[INFORMATION — start]

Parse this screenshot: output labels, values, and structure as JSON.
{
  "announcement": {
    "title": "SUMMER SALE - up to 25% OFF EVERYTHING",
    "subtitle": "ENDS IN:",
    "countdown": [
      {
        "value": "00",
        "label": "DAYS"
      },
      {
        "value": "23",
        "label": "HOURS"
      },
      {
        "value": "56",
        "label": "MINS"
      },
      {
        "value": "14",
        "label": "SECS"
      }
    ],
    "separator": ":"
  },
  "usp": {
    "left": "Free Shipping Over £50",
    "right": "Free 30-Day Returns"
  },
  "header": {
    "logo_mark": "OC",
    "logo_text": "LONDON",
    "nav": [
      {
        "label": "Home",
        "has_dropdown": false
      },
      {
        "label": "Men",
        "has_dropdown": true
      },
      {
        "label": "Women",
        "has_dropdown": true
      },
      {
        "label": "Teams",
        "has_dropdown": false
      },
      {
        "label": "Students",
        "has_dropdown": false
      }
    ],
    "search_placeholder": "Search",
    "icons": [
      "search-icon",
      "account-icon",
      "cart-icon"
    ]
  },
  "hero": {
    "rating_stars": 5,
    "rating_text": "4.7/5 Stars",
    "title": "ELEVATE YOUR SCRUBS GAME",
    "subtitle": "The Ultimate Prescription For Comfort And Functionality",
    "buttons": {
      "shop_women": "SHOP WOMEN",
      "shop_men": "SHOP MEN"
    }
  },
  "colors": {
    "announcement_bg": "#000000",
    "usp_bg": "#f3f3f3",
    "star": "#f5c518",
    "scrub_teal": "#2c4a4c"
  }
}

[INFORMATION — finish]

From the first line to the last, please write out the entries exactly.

Parse this screenshot: output labels, values, and structure as JSON.
{
  "announcement": {
    "title": "SUMMER SALE - up to 25% OFF EVERYTHING",
    "subtitle": "ENDS IN:",
    "countdown": [
      {
        "value": "00",
        "label": "DAYS"
      },
      {
        "value": "23",
        "label": "HOURS"
      },
      {
        "value": "56",
        "label": "MINS"
      },
      {
        "value": "14",
        "label": "SECS"
      }
    ],
    "separator": ":"
  },
  "usp": {
    "left": "Free Shipping Over £50",
    "right": "Free 30-Day Returns"
  },
  "header": {
    "logo_mark": "OC",
    "logo_text": "LONDON",
    "nav": [
      {
        "label": "Home",
        "has_dropdown": false
      },
      {
        "label": "Men",
        "has_dropdown": true
      },
      {
        "label": "Women",
        "has_dropdown": true
      },
      {
        "label": "Teams",
        "has_dropdown": false
      },
      {
        "label": "Students",
        "has_dropdown": false
      }
    ],
    "search_placeholder": "Search",
    "icons": [
      "search-icon",
      "account-icon",
      "cart-icon"
    ]
  },
  "hero": {
    "rating_stars": 5,
    "rating_text": "4.7/5 Stars",
    "title": "ELEVATE YOUR SCRUBS GAME",
    "subtitle": "The Ultimate Prescription For Comfort And Functionality",
    "buttons": {
      "shop_women": "SHOP WOMEN",
      "shop_men": "SHOP MEN"
    }
  },
  "colors": {
    "announcement_bg": "#000000",
    "usp_bg": "#f3f3f3",
    "star": "#f5c518",
    "scrub_teal": "#2c4a4c"
  }
}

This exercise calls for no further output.